“My position aligns with BRPD and Chief Murphy Paul,” Broome said. “This ordinance will allow us to rededicate resources to felony offenders. It also attaches penalties to possession without the stigma of prison.
“Our current practice is to issue summonses for simple possession of marijuana, and this new ordinance will not change that,” she added.
City law penalties remain the same for people arrested with more than 14 grams of marijuana or synthetic marijuana. Those convicted with more than 14 grams or with synthetic marijuana face $500 fines and six months in jail.
A number of people Wednesday implored the Metro Council to vote in favor of the ordinance change, or even to go a step further and legalize marijuana. Council members were passionate on both sides of the issue, with some arguing that enforcement of marijuana laws unfairly target the black community and clog the criminal justice system. However, others argued that local government needed to send a stronger moral message to young people, and that passing the ordinance would still benefit those who profit from the drug trade.
“I don’t want one of my tax dollars to be spent incarcerating someone for marijuana,” said Jacob Irving, an LSU Law student who has repeatedly advocated at the State Capitol for loosening marijuana laws.
Some who addressed the Metro Council described the rifts between Baton Rouge’s black community and police. They said easing crackdowns on marijuana was a good step toward improving police and community relations, while it would also free up officers to focus on more serious crimes.
“The reality is a lot of people are hopeless,” said Chris Toombs, who also asked the council to vote in favor of the ordinance. “They don’t deserve to go to prison because they got caught with 14 grams of marijuana.”
Members of the public never saw the version of the ordinance that passed on Wednesday evening, as the draft on the city-parish website did not match the one that was debated. The ordinance on the website was an older version that kept higher fines and retained possible jail time as penalties for marijuana conviction, but prevented police from arresting people and ordered them to issue a summons instead.
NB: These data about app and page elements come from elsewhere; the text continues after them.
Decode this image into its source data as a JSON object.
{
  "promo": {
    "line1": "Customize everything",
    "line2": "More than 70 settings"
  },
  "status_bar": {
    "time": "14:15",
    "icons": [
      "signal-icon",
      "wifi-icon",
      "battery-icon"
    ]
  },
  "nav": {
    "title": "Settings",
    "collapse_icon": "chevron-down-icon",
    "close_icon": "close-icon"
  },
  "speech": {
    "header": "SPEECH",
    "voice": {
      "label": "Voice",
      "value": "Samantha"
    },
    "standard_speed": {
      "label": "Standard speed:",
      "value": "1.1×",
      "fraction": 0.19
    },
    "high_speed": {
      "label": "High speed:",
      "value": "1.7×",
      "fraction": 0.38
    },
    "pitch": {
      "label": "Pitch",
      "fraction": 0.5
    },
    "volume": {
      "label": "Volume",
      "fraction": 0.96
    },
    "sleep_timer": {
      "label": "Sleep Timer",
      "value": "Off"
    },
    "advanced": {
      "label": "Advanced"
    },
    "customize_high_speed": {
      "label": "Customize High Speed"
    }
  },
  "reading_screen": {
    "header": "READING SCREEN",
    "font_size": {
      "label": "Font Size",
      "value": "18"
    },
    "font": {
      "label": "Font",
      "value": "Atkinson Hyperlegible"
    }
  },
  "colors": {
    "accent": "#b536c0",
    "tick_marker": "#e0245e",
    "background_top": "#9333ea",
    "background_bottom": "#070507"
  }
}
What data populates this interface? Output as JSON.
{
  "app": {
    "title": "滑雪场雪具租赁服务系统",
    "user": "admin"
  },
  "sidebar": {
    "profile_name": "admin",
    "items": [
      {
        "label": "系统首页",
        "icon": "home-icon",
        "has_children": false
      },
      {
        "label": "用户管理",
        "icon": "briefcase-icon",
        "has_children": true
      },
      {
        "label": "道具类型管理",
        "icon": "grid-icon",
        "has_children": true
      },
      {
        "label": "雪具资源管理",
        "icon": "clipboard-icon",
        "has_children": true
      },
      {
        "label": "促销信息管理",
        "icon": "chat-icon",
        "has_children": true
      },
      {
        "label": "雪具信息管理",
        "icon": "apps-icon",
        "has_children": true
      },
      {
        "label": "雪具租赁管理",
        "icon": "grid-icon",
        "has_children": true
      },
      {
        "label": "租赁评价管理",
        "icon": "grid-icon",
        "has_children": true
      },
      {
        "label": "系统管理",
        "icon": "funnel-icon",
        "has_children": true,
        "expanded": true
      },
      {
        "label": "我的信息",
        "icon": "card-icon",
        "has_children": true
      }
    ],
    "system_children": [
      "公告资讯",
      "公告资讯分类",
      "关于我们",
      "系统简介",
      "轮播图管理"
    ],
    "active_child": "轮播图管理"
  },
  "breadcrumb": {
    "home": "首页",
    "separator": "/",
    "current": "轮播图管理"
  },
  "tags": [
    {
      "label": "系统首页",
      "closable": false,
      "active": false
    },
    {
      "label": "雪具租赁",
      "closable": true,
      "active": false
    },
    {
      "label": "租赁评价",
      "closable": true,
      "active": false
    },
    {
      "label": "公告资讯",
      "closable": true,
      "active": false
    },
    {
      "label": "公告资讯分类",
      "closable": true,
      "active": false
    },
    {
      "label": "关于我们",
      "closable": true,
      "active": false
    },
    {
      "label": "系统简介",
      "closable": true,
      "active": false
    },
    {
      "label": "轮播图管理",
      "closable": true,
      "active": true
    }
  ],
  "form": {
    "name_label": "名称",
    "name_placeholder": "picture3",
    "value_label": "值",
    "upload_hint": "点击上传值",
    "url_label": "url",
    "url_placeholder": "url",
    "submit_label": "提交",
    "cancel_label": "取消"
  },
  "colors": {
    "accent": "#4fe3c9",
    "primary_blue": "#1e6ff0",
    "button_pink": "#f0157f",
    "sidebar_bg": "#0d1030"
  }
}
Metro Councilmen Chandler Loupe and LaMont Cole, who sponsored the ordinance, finalized the new version late Tuesday. They disseminated it to council members but not to the general public, amending the proposal on the floor. The debate grew confusing Wednesday evening as people tried to hash out which iteration of the ordinance was being discussed.
Councilman Scott Wilson described the debate as “clear as mud,” while Councilman Matt Watson asked at one point, “what in the heck are we voting on tonight?”
Cole and Loupe celebrated the ordinance’s passage, with Cole saying that marijuana crackdowns have “destroyed our community” and sent young, black men who smoked pot to prison alongside rapists and murderers.
“I don’t know if I would use the language, ‘let people smoke the weed,’ but I would say, 'let’s not send people to prison,'” Cole said.
Councilman Trae Welch argued, though, that the law change would give people a false sense of security about smoking marijuana. A conviction still amounts to a conviction, even if there’s no jail time involved, he said. And he said the law encourages young people to seek out drug dealers.
“Until there’s a safe place to buy the drugs, why are we sending kids to drug dealers and saying it’s OK?” Welch asked.
Councilwoman Tara Wicker also pushed back against the reasoning that Baton Rouge needed to be more like other cities with more progressive approaches to marijuana. She said that “everybody else is doing it” was not a good enough reason to change the law.
Unlike many issues that come before the Metro Council, the marijuana ordinance had support and opposition from members of both political parties.
Democrats Cole, Chauna Banks, Donna Collins-Lewis and Erika Green voted in favor of the ordinance along with Republicans Loupe, Buddy Amoroso and Barbara Freiberg and Dwight Hudson. Republicans Welch, Watson, and Wilson voted against it, along with Wicker, a Democrat.
Editor's note: This article was updated March 1, 2018 to include Dwight Hudson's vote.